x Abu Dhabi, UAESaturday 22 July 2017

Ask Ali: Canny canine etiquette

Tips and advice for living and working in the UAE.

Dear Ali: Could you tell me about dogs in Dubai? Is it allowed to have a dog and what are the rules? From a cultural point of view, would people accept seeing me walking my dog? Also, is there any etiquette to observe when encountering fellow pedestrians? VS, Dubai

Dear VS: Of course, you are allowed to have a dog in the UAE. I am the proud owner of a saluki. The first person you need to ask permission to have a dog as a pet would be your landlord.

But yes, there are certain rules for dog owners living in the UAE that you need to pay attention to in order to avoid paying fines. It's a matter of protecting the animals and the residents.

The Dubai Municipality (DM) established rules for dog owners. For example, the dog needs to be on a leash and wear a muzzle in public places. Moreover, the dog must be registered with the Veterinary Services Section/DM, vaccinated, microchipped and carry a licence or a tag on them.

Just remember to always keep a copy of your health certificate and vaccination certificate with you. For more information please check the Dubai Kennels and Cattery website: www.dkc.ae.

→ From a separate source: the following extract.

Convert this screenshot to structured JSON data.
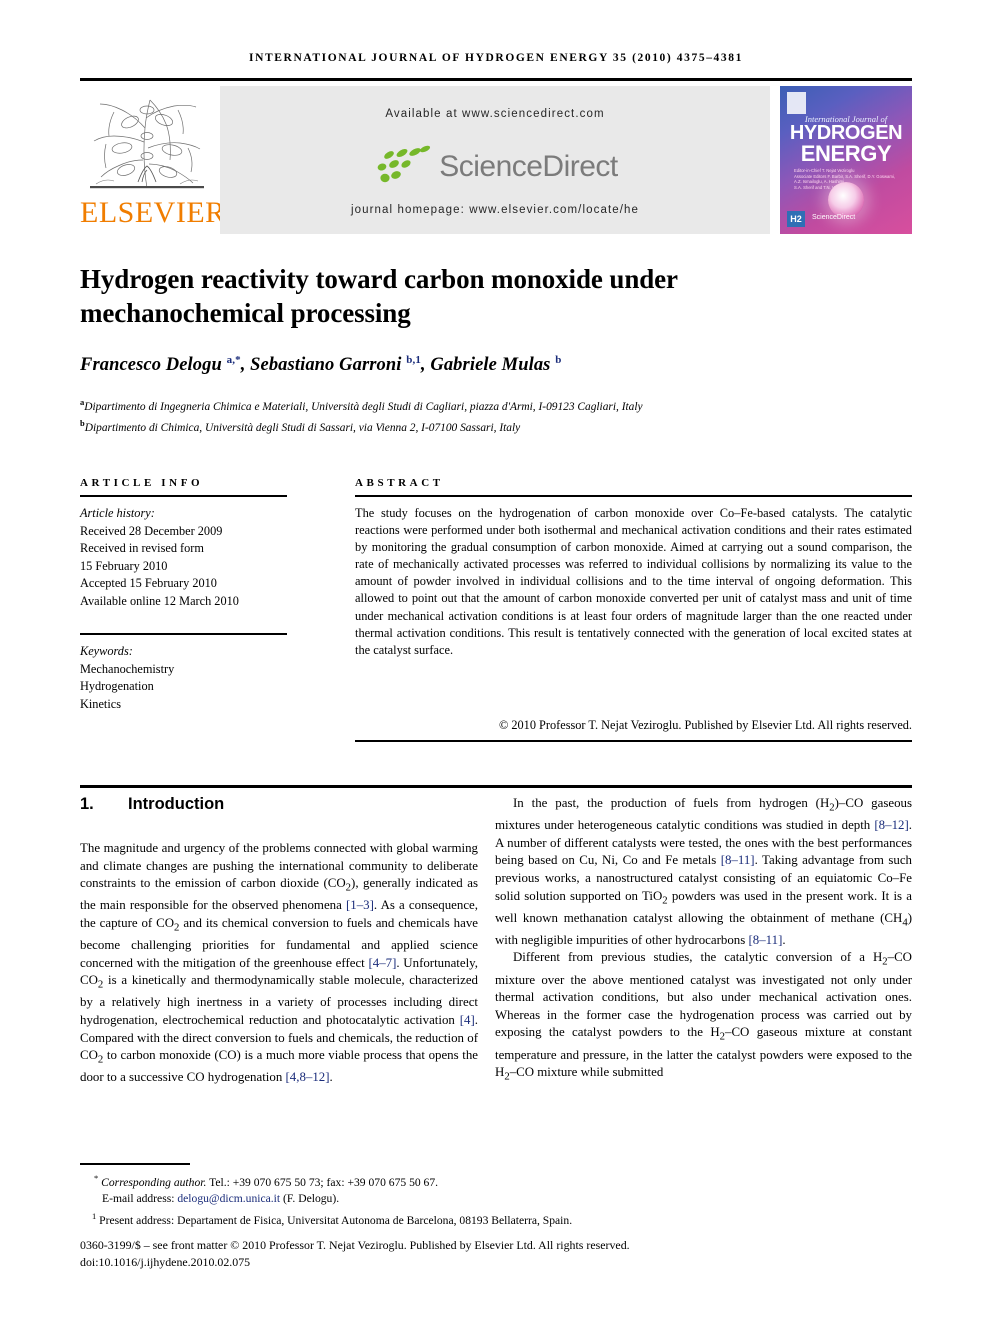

In terms of how people would react to you when walking your dog in public, well, most of the time you would see dogs in a place where they welcome pets, and hence other neighborhoods would accept it and even enjoy it. But in case you come across people who showed negative body language towards you or your pet, the solution is simple: just go on a different path, or simply let everyone see clearly that you are in control of your dog and that the leash is not too long so there wouldn't be a chance for the dog to be close to the people around. Most Muslims won't mind a dog on a farm or by the beach or a park, but many would have a problem seeing the pet in public and they might be concerned if the place they see it is clean or not.

From a cultural point of view, dogs, or any other animals, we respect them all, and we love them all. However, we also have to remind ourselves why we have these animals, as well as where and how we should take them in our society.

 

Dear Ali: I am taking Arabic classes in Sharjah and would like to visit the mosques in the area. I have never been to a mosque before. Do I have to cover up when I go into the mosque? TL, Sharjah

Dear TL: First of all, I think it's wonderful that you are keen to learn our language. Secondly, our mosques will welcome you.

In Sharjah, you should pay a visit to the lovely Al Noor Mosque, which is located beside the great Khalid Lagoon by the Corniche. It's a very famous mosque so almost everyone in Sharjah knows it. Al Noor Mosque is considered the first mosque in Sharjah emirate to open its doors to the expatriate community and visitors so that they may learn about our faith and culture. You may visit every Monday at 10am (except public holidays) and most tours won't take more than an hour.

In terms of dress code, you would need to cover up just like anyone would when they enter a holy place, whether it's a mosque or a church. For men, wear something that covers the knees at least, and of course, a modest shirt. Women need to wear a modest dress; the centre will provide abayas and shaylas to put on when entering the mosque.

Try to contact Sharjah Center for Cultural Communication, which is responsible for carrying out the tours at the mosque. You can reach them at info@shjculture.com or call 06 548 2211.

Ali Al Saloom is a cultural adviser and public speaker from the UAE. Follow @AskAli on Twitter, and visit www.ask-ali.com to ask him a question and to find his guidebooks to the UAE, priced at Dh50.